Columbus unemployment rate ticks up, but job creation remains strong
The metro area’s unemployment rate has risen more than half a percentage point
Since the current expansion began in 2009, the unemployment rate in the Columbus metro area has stayed around 1 percentage point below the national average, until August that is. After reaching post–crisis lows of 3.7 percent in April, the jobless rate ticked up to 4.3 percent in August – just one–tenth of a percent shy of the national average.
“It is now closer to the nation’s unemployment rate than it’s been at any previous point in the current economic expansion,” said Guhan Venkatu, vice president and senior regional officer at the Pittsburgh branch of the Federal Reserve Bank of Cleveland.
Despite the increased unemployment rate, general hiring trends remained strong around Columbus. The region finished off the 12–months ending in March with employment growing more than twice as fast as it did when compared with Ohio as a whole. Employment growth of 2 percent in the region was also better than the 1.5 percent growth experienced nationwide during the same period.
When it comes to specific sectors of the economy, Columbus outpaced job gains statewide in all major categories except the leisure and hospitality business. “Trade, transportation, and utilities was the greatest contributor to the area’s employment gain,” said Venkatu. “Other major contributors included education and health services and government.”
Columbus–area consumers remained largely healthy in terms of both consumer debt and credit card delinquency rates. “During the previous 10 years, the metro area’s credit card delinquency rate was consistently below both the statewide and national averages,” explained Venkatu. Delinquencies fell to 6.3 percent in the second quarter of 2017.
Housing in the Columbus metro area also remained strong. Home prices rose 5.4 percent in the 12 months ending in August, weaker than the average across both the state and the nation, but greater than the area’s 12–month average of 4.8 percent since the start of 2013.
Housing permits issued in the area averaged approximately 850 per month through August 2017, that’s compared to 650 in 2016. “The number of permits issued in the metro area has grown significantly faster than in the state or the nation.” In reference to housing permits Venkatu added, “it has been substantially higher thus far in 2017 than in prior years.”
For more of Guhan Venkatu’s insights on economic conditions in the Columbus area, see our latest Columbus Metro Mix.

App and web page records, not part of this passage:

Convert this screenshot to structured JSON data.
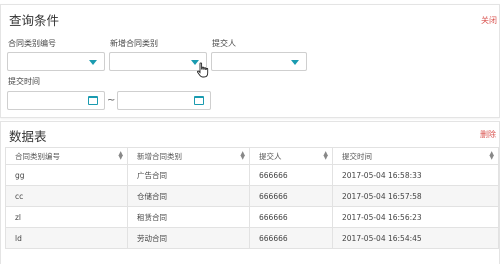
{
  "query_panel": {
    "title": "查询条件",
    "collapse_label": "关闭",
    "fields": {
      "contract_type_code": {
        "label": "合同类别编号",
        "value": ""
      },
      "new_contract_type": {
        "label": "新增合同类别",
        "value": ""
      },
      "submitter": {
        "label": "提交人",
        "value": ""
      },
      "submit_time": {
        "label": "提交时间",
        "separator": "~",
        "start": "",
        "end": ""
      }
    }
  },
  "table_panel": {
    "title": "数据表",
    "delete_label": "删除",
    "columns": [
      "合同类别编号",
      "新增合同类别",
      "提交人",
      "提交时间"
    ],
    "rows": [
      [
        "gg",
        "广告合同",
        "666666",
        "2017-05-04 16:58:33"
      ],
      [
        "cc",
        "仓储合同",
        "666666",
        "2017-05-04 16:57:58"
      ],
      [
        "zl",
        "租赁合同",
        "666666",
        "2017-05-04 16:56:23"
      ],
      [
        "ld",
        "劳动合同",
        "666666",
        "2017-05-04 16:54:45"
      ]
    ]
  },
  "colors": {
    "accent": "#1a9bb0",
    "danger": "#d9534f"
  },
  "icons": {
    "dropdown": "caret-down-icon",
    "date": "calendar-icon",
    "sort": "sort-icon",
    "cursor": "hand-pointer-icon"
  }
}
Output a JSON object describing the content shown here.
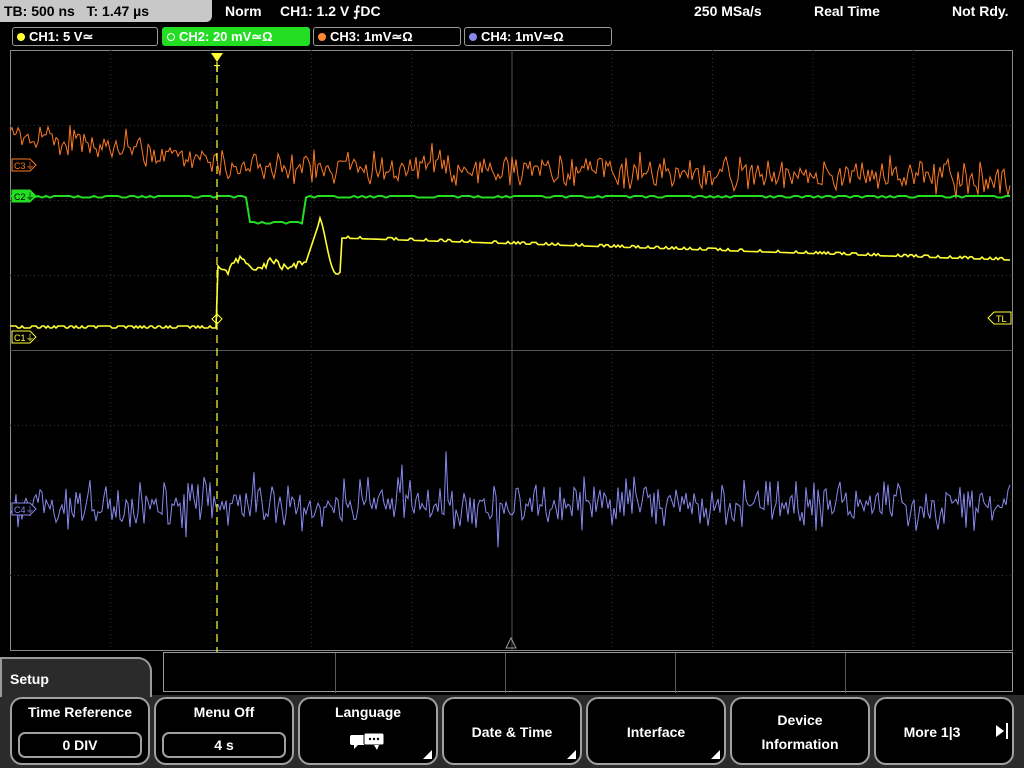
{
  "status": {
    "timebase": "TB: 500 ns",
    "trigger_time": "T: 1.47 µs",
    "mode": "Norm",
    "trigger_setting": "CH1: 1.2 V ⨍DC",
    "sample_rate": "250 MSa/s",
    "acq_mode": "Real Time",
    "state": "Not Rdy."
  },
  "channels": [
    {
      "label": "CH1: 5 V≃",
      "color": "#ffff33",
      "active": false
    },
    {
      "label": "CH2: 20 mV≃Ω",
      "color": "#22dd22",
      "active": true
    },
    {
      "label": "CH3: 1mV≃Ω",
      "color": "#ff8833",
      "active": false
    },
    {
      "label": "CH4: 1mV≃Ω",
      "color": "#8888ee",
      "active": false
    }
  ],
  "markers": {
    "c3": "C3⏚",
    "c2": "C2⏚",
    "c1": "C1⏚",
    "c4": "C4⏚",
    "tl": "TL",
    "trigger": "T"
  },
  "menu": {
    "title": "Setup",
    "keys": [
      {
        "label": "Time Reference",
        "value": "0 DIV"
      },
      {
        "label": "Menu Off",
        "value": "4 s"
      },
      {
        "label": "Language",
        "icon": "speech-bubbles-icon"
      },
      {
        "label": "Date & Time"
      },
      {
        "label": "Interface"
      },
      {
        "label_line1": "Device",
        "label_line2": "Information"
      },
      {
        "label": "More 1|3"
      }
    ]
  }
}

And browse through our Region, for data, maps, research, and other information related to the diverse economies and communities in the region served by the Cleveland Fed: Ohio, eastern Kentucky, western Pennsylvania, and the northern panhandle of West Virginia.